Following a series of modestly successful debt auctions out of Europe, primarily in Spain and Greece, the morning capped its positive tone after the EFSF managed to sell €2 billion of 3 month deals: an event to which the EURUSD popped by 40 pips as apparently investors do not expect the EFSF to go insolvent in 91 days. However, the positive mood was quickly wiped out after Reuters reported minutes ago that private bondholders have concluded talks in Athens without reaching a deal, which confirms that that very basis of the July 21 deal, not to mention its October revision, the NPV "trim" of Greek notional bonds, is and continues to be elusive, which means that Europe's banks are certainly unable to still take even a 50% haircut, despite all protestations to the opposite namely that everyone has cut their Greek exposure. In other words, Europe's banks have, once again, lied to everyone. And rounding up the sour note of the morning is the breaking out of Liege, Belgium where one or more attackers are said to have thrown Grenades at a bus stop, with at least 2 people confirmed dead and 10 wounded. Unfortunately, the deadly anger is spreading ever closer to the core of Europe.
For the most part, today's FOMC decision is expected to be a non-event, if indeed Jon Hilsenrath is still the proper "distribution" venue for the Fed, with Bernanke expected to focus on "communicating" clearer. There is of course the chance that the Fed has finally realized that the only successful Fed announcement, is that which surprises the market, and in the off chance it wishes to clean itself of allegations it is leaking news to the WSJ, and on the other hand indeed stun the market, there is that modest possibility the Fed may preannounce QE3 today, something which Bill Gross is actively preparing for, by loading up on MBS - the security that Citi expects will be monetized to the tune of $700 billion in 2012. Furthermore, SocGen is convinced the Fed will announce QE in a month, so will 30 days this way or that truly matter?
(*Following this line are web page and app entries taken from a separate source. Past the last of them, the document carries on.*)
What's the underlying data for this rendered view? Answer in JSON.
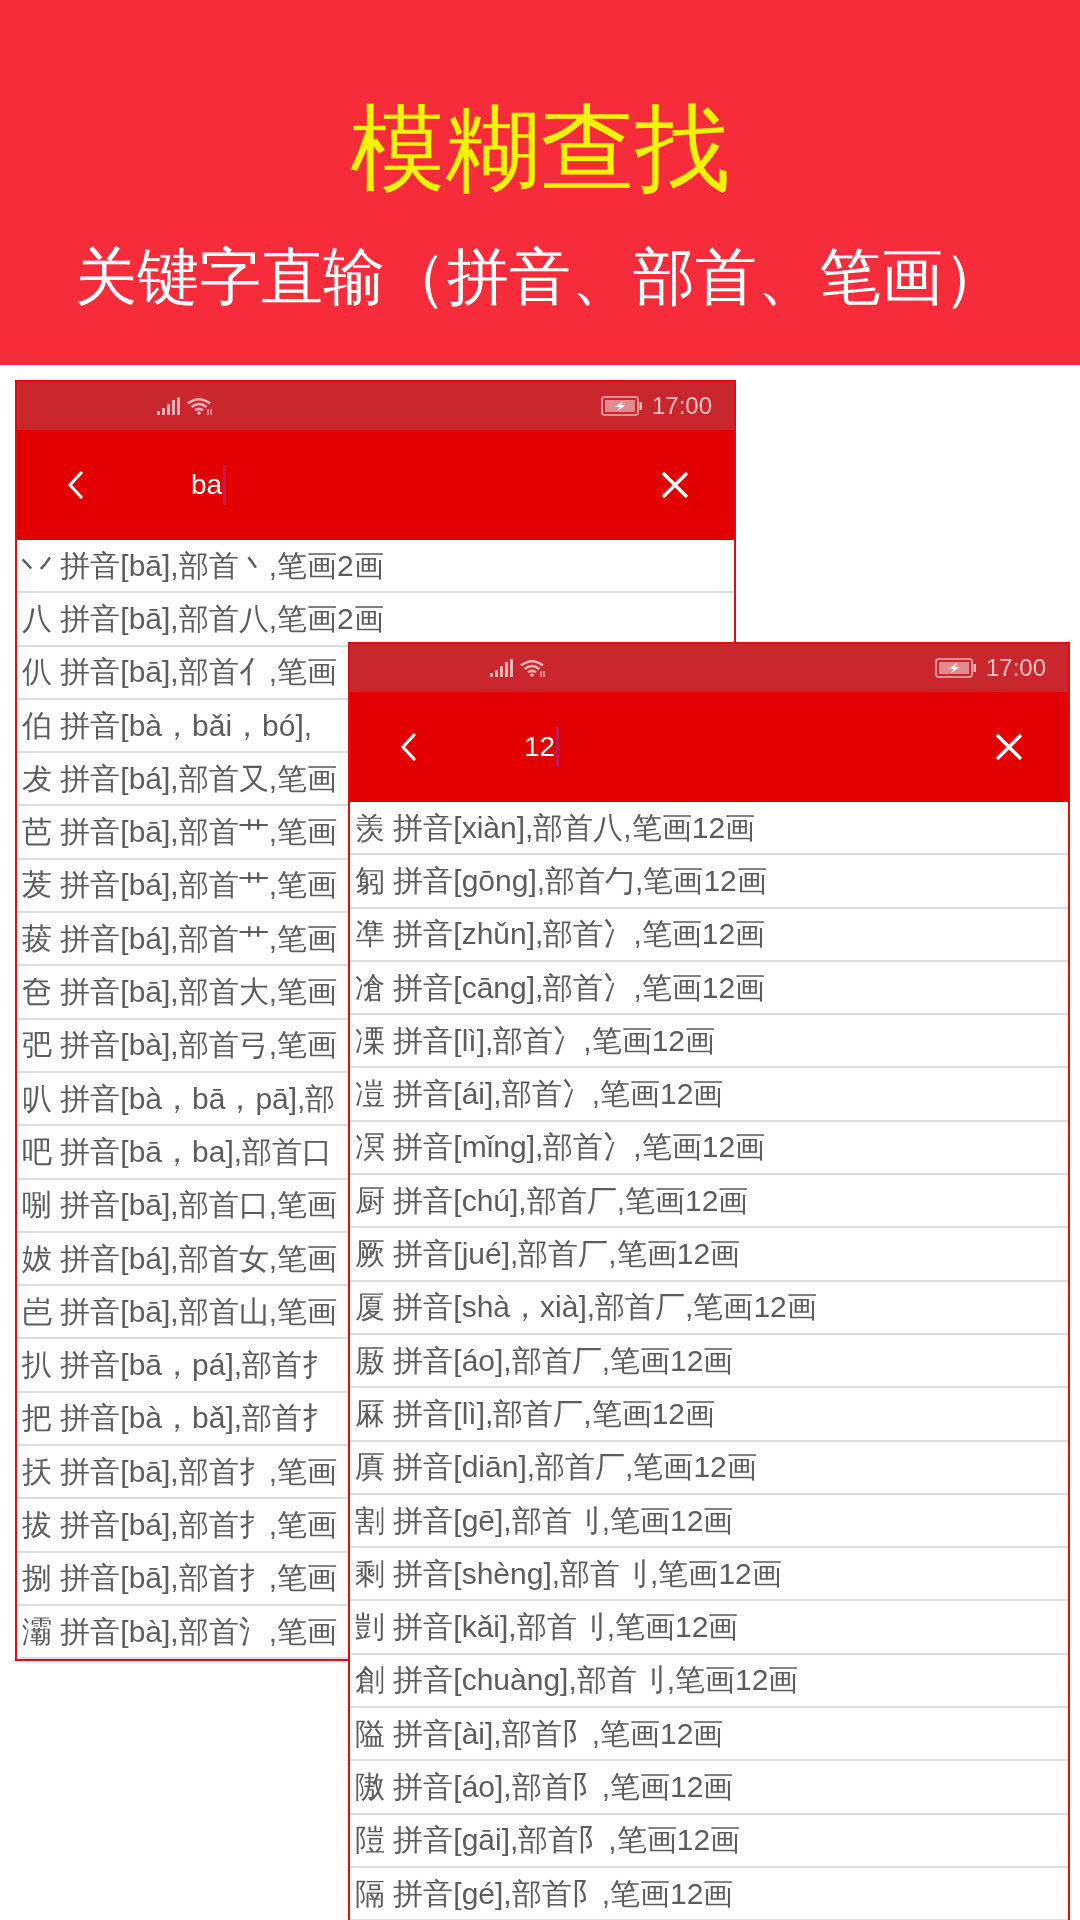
{
  "banner": {
    "title": "模糊查找",
    "subtitle": "关键字直输（拼音、部首、笔画）"
  },
  "screens": [
    {
      "status_bar": {
        "time": "17:00"
      },
      "search": {
        "value": "ba",
        "focused": true
      },
      "results": [
        "丷 拼音[bā],部首丶,笔画2画",
        "八 拼音[bā],部首八,笔画2画",
        "仈 拼音[bā],部首亻,笔画",
        "伯 拼音[bà，bǎi，bó],",
        "犮 拼音[bá],部首又,笔画",
        "芭 拼音[bā],部首艹,笔画",
        "茇 拼音[bá],部首艹,笔画",
        "菝 拼音[bá],部首艹,笔画",
        "夿 拼音[bā],部首大,笔画",
        "弝 拼音[bà],部首弓,笔画",
        "叭 拼音[bà，bā，pā],部",
        "吧 拼音[bā，ba],部首口",
        "哵 拼音[bā],部首口,笔画",
        "妭 拼音[bá],部首女,笔画",
        "岜 拼音[bā],部首山,笔画",
        "扒 拼音[bā，pá],部首扌",
        "把 拼音[bà，bǎ],部首扌",
        "扷 拼音[bā],部首扌,笔画",
        "拔 拼音[bá],部首扌,笔画",
        "捌 拼音[bā],部首扌,笔画",
        "灞 拼音[bà],部首氵,笔画"
      ]
    },
    {
      "status_bar": {
        "time": "17:00"
      },
      "search": {
        "value": "12",
        "focused": true
      },
      "results": [
        "羡 拼音[xiàn],部首八,笔画12画",
        "匑 拼音[gōng],部首勹,笔画12画",
        "凖 拼音[zhǔn],部首冫,笔画12画",
        "凔 拼音[cāng],部首冫,笔画12画",
        "凓 拼音[lì],部首冫,笔画12画",
        "凒 拼音[ái],部首冫,笔画12画",
        "凕 拼音[mǐng],部首冫,笔画12画",
        "厨 拼音[chú],部首厂,笔画12画",
        "厥 拼音[jué],部首厂,笔画12画",
        "厦 拼音[shà，xià],部首厂,笔画12画",
        "厫 拼音[áo],部首厂,笔画12画",
        "厤 拼音[lì],部首厂,笔画12画",
        "厧 拼音[diān],部首厂,笔画12画",
        "割 拼音[gē],部首刂,笔画12画",
        "剩 拼音[shèng],部首刂,笔画12画",
        "剴 拼音[kǎi],部首刂,笔画12画",
        "創 拼音[chuàng],部首刂,笔画12画",
        "隘 拼音[ài],部首阝,笔画12画",
        "隞 拼音[áo],部首阝,笔画12画",
        "隑 拼音[gāi],部首阝,笔画12画",
        "隔 拼音[gé],部首阝,笔画12画"
      ]
    }
  ]
}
After all, it is an election year... plus the hedge funds really need that year end rally, or else the closure of up to 25% of the underperformers will send shock waves within the rehypothecation conduit of Prime Broker shadow funding.
In continuing our exclusive analysis of the periodic variations in the by now all important shadow banking system, we next look at the change in third quarter (3 Months ended 9/30) shadow liabilities as disclosed by the just released Flow of Funds (Z.1) report by the Fed. As by now should have been made all too clear, if there is one threat above all to the monetary regime, primarily of the US but by extension, global, it is the ongoing collapse in shadow banking, which is simply an unregulated pass-thru funding conduit for all the non-traditional banks and bank holding company firms which perform one or all of the three banking functions: maturity, credit and liquidity transformations. As such these are critical because having peaked at $21 trillion, the shadow banking system was always substantially larger than the traditional banking system since Q4 of 1990 when it finally overtook in terms of total notional, and provided far more broad "credit-money" liquidity to the global financial system than regulated (and we emphasize this word with bold and underline) entities. And since the burst of the credit bubble, the liquidity is now evaporating on a quarterly basis. So cutting to the chase, in Q3, US shadow banking declined by $357 billion to $15.2 trillion in liabilities, a decline of $654 billion in 2011 YTD, and a drop of $5.7 trillion from the $20.9 trillion peak in March of 2008. Such an uncontrolled ongoing collapse, primarily brought by the disappearance of dumb incremental (marginal) money originating in Germany (Landesbanks) and Spain (Cajas), as well as various Asian sources of dumb money, is beyond a shadow of a doubt the biggest deleveraging threat to the global monetary system bar none. And here is where the central banks step in.